__TASK DETAILS__
Please reproduce the entries that follow without a single difference.

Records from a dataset
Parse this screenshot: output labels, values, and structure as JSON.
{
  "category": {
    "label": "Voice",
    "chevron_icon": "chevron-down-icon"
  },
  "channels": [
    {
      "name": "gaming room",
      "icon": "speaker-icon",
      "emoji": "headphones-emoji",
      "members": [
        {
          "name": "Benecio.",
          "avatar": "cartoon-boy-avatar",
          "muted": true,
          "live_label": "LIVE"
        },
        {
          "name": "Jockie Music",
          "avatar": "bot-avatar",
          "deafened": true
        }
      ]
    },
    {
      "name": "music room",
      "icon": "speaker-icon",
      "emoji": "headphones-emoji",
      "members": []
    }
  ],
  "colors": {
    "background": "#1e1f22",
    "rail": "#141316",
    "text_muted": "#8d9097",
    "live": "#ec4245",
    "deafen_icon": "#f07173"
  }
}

__SOLUTION BELOW__
Parse this screenshot: output labels, values, and structure as JSON.
{
  "category": {
    "label": "Voice",
    "chevron_icon": "chevron-down-icon"
  },
  "channels": [
    {
      "name": "gaming room",
      "icon": "speaker-icon",
      "emoji": "headphones-emoji",
      "members": [
        {
          "name": "Benecio.",
          "avatar": "cartoon-boy-avatar",
          "muted": true,
          "live_label": "LIVE"
        },
        {
          "name": "Jockie Music",
          "avatar": "bot-avatar",
          "deafened": true
        }
      ]
    },
    {
      "name": "music room",
      "icon": "speaker-icon",
      "emoji": "headphones-emoji",
      "members": []
    }
  ],
  "colors": {
    "background": "#1e1f22",
    "rail": "#141316",
    "text_muted": "#8d9097",
    "live": "#ec4245",
    "deafen_icon": "#f07173"
  }
}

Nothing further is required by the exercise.